I, like many, would like to see hockey return to ESPN. It provides the widest exposure of sports programming in the US.
With that said, ESPN also provides the widest exposure of what I consider to be the biggest problem with sports programming today: the epidemic of sportscasting "personalities" overshadowing the events they present.
The seeds of this issue can be traced back to the infancy of "Monday Night Football," when Howard Cosell was as much (if not more) of a draw as the game itself. Cosell, however, was a well-spoken, intelligent commentator with a firm grasp of his subject matter. What has happened since is the growth of a culture where the medium is the message.
In the early days of ESPN, anchors like Tom Mees delivered the information from the sports world with clarity and authority. The channel (not even really a network, yet) served as a one-stop repository for scores and news on all sports. What's happened since has been the birth and growth of a monster. In addition to reporting, there came commentary. There came in-depth interviews and shows. Then, there came the cult of personality.
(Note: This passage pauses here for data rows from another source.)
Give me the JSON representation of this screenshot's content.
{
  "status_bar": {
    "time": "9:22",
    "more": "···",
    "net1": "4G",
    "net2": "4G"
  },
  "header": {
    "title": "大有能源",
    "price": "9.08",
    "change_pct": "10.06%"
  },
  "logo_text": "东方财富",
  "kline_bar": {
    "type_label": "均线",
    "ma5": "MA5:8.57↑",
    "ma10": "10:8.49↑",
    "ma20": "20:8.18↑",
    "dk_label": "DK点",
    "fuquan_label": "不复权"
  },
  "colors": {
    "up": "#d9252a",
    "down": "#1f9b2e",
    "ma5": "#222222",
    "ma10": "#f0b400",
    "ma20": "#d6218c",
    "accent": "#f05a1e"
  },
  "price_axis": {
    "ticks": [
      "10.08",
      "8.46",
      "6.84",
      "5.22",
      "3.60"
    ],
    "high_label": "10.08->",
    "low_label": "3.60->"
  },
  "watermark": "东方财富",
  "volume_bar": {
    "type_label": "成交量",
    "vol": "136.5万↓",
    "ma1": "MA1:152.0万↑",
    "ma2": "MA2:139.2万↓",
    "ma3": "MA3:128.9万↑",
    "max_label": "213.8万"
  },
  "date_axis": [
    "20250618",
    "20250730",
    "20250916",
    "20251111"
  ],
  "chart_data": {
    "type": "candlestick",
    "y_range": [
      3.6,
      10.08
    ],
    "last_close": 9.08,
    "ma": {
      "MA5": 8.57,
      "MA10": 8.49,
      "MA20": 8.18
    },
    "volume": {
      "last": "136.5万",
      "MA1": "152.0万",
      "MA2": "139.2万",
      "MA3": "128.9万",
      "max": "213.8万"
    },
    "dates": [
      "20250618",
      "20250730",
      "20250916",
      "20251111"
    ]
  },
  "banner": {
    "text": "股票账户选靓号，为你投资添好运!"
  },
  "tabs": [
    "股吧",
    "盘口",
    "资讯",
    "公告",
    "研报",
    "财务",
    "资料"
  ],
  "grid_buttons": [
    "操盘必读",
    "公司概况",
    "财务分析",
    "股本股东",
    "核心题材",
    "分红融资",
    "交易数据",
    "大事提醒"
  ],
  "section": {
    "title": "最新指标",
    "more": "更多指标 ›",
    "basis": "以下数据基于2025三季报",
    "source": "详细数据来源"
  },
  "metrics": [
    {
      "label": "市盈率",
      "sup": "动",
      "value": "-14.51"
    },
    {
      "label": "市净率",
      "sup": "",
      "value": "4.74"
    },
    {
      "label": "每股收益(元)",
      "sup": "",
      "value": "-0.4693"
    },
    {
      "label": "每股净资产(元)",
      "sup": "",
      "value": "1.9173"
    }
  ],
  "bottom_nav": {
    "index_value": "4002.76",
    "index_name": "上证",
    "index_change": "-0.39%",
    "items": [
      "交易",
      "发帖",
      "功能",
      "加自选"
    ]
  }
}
Through no real fault of his own, the father of the shift from "sportscaster" to "sports personality" was Chris Berman. When the addition of player nicknames to highlights was new, it made the routine recap of the days happenings a little more fun to watch. It didn't take long for them to gain a nickname of their own: Bermanisms. From there, it seemed a light bulb went off for ESPN--or, at least, for other members of its on-air staff--that spicing things up was the way to go. Next thing you know, sports fans everywhere could tune into SportsCenter for, among other catchy turns of phrase, their daily Spanish lesson (en fuego!).
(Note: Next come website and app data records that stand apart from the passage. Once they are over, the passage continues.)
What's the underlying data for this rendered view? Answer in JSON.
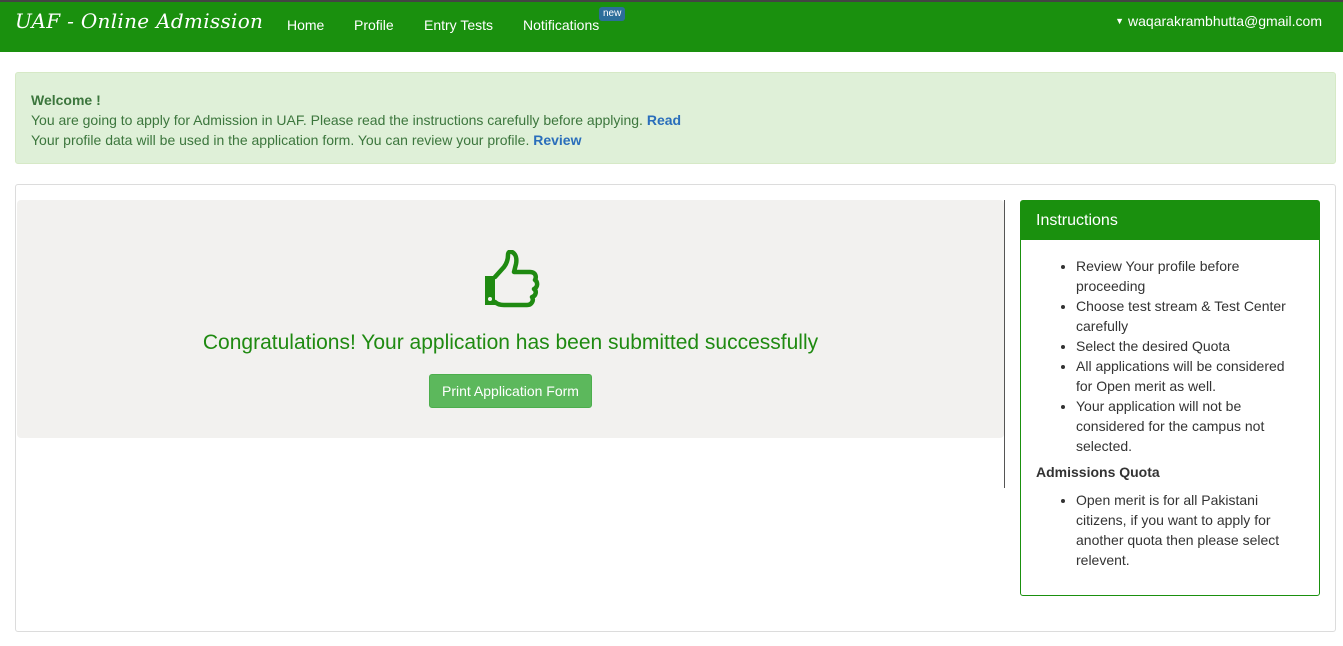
{
  "navbar": {
    "brand": "UAF - Online Admission",
    "links": [
      "Home",
      "Profile",
      "Entry Tests",
      "Notifications"
    ],
    "notification_badge": "new",
    "user_email": "waqarakrambhutta@gmail.com"
  },
  "alert": {
    "welcome": "Welcome !",
    "line1": "You are going to apply for Admission in UAF. Please read the instructions carefully before applying.",
    "line1_link": "Read",
    "line2": "Your profile data will be used in the application form. You can review your profile.",
    "line2_link": "Review"
  },
  "main": {
    "icon": "thumbs-up-icon",
    "message": "Congratulations! Your application has been submitted successfully",
    "print_button": "Print Application Form"
  },
  "instructions": {
    "title": "Instructions",
    "items": [
      "Review Your profile before proceeding",
      "Choose test stream & Test Center carefully",
      "Select the desired Quota",
      "All applications will be considered for Open merit as well.",
      "Your application will not be considered for the campus not selected."
    ],
    "quota_title": "Admissions Quota",
    "quota_items": [
      "Open merit is for all Pakistani citizens, if you want to apply for another quota then please select relevent."
    ]
  },
  "colors": {
    "brand_green": "#1a900e",
    "success_text": "#1f8a11",
    "button_green": "#5cb85c",
    "alert_bg": "#dff0d8",
    "link_blue": "#2a6ebb"
  }
}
As ESPN grew into a network--in fact, the self-proclaimed Worldwide Leader in Sports--rerunning SportsCenter to fill 24 hours of programming wasn't enough. It began to develop its own programming, giving its "stars" platforms to put their own spin on the happenings in sports. And so, the spotlight began to shift off of the games and onto the commentators. The epitome of this shift, to me, is "Pardon the Interruption," in which small (sometimes tiny) portions of time are alloted to seemingly every conceivable topic, just so the viewer can get a broad array of wisdom from the commentators. (Personally, I don't think there's any excuse for the fact that I even know the name Tony Kornheiser, let alone the fact that he's also now considered a best-selling author.)
The pinnacle of ESPN's climb of self-importance is its very own ESPY awards--essentially an event manufactured for the network to aggrandize itself and show off just how hip and important what they do is. The channel that was born to report on sports now feels itself to be the arbiter of what constitutes the best in sports.
The technical and marketing expertise of ESPN in presenting sporting events and information is second-to-none (in the US, at least). Unfortunately, that's also translated into the network's anchors and reporters, as well as others (eg, the insufferable Jim Rome or Screamin' A Smith) to consider themselves as the stars of the show.
Next time... the BIG reason hockey isn't popular in the US.